How do you define WALL?


Jacquelyn Martin/AP

“The wall” has become a powerful symbol for both sides of the political aisle. And a symbol, rather than an actual wall, is harder to negotiate.

– Eva

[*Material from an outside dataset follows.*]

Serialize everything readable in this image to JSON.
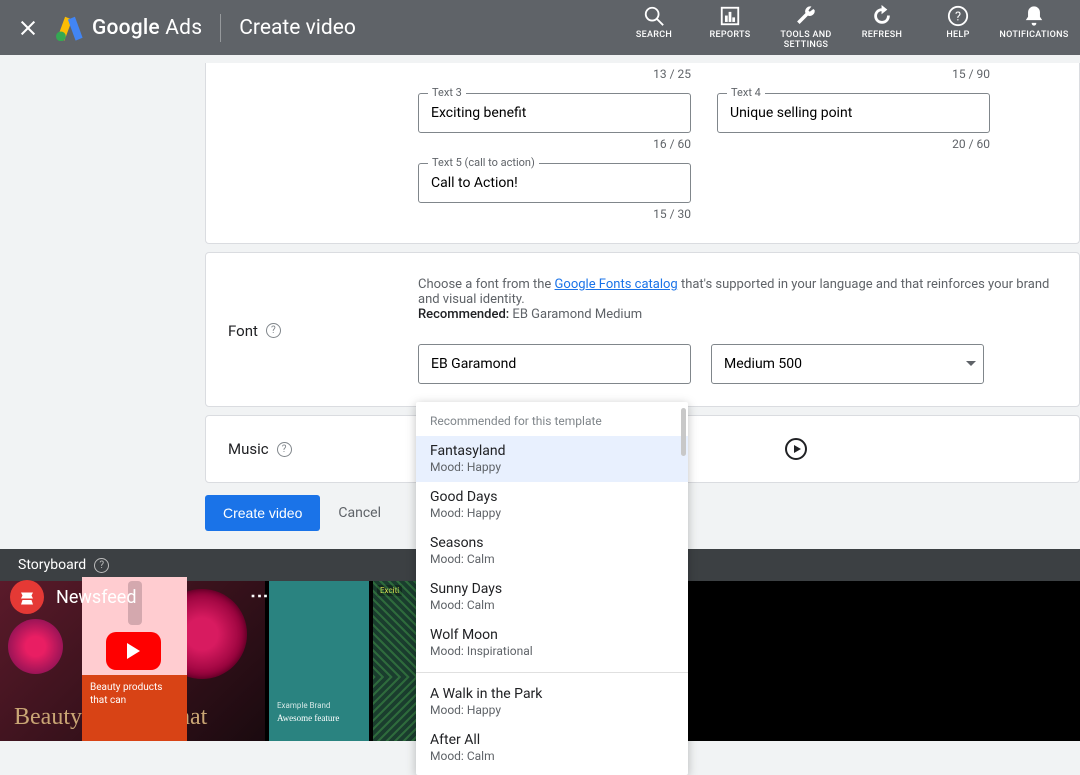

Will the government shut down again in three weeks? That might depend on what the meaning of the word “wall” is. Democrats are firmly opposed to a physical wall. But they are open to spending for replacement fencing, levees, bollards, and electronic barriers. President Trump has insisted on an imposing Great Wall-type structure, but at various times he’s said that would be concrete or could be steel slats or maybe even based on drones, sensors, and other “smart wall” technology. Upcoming talks thus may be as much about semantics as about stuff. In this they could be a symbol for American politics in a polarized age, in which the fight is about messaging as much as policy and winning means the team on the other side should lose. The upshot: The “wall” has become what political scientists call a condensation symbol, something that stands for schism, frustration, fear of immigrants, and a lengthening list of other positions and feelings. “All of these things are embodied by the wall itself … all of this cultural symbolizing is packed into the wall,” says Dr. Jennifer Mercieca, a historian of American political discourse at Texas A&M University.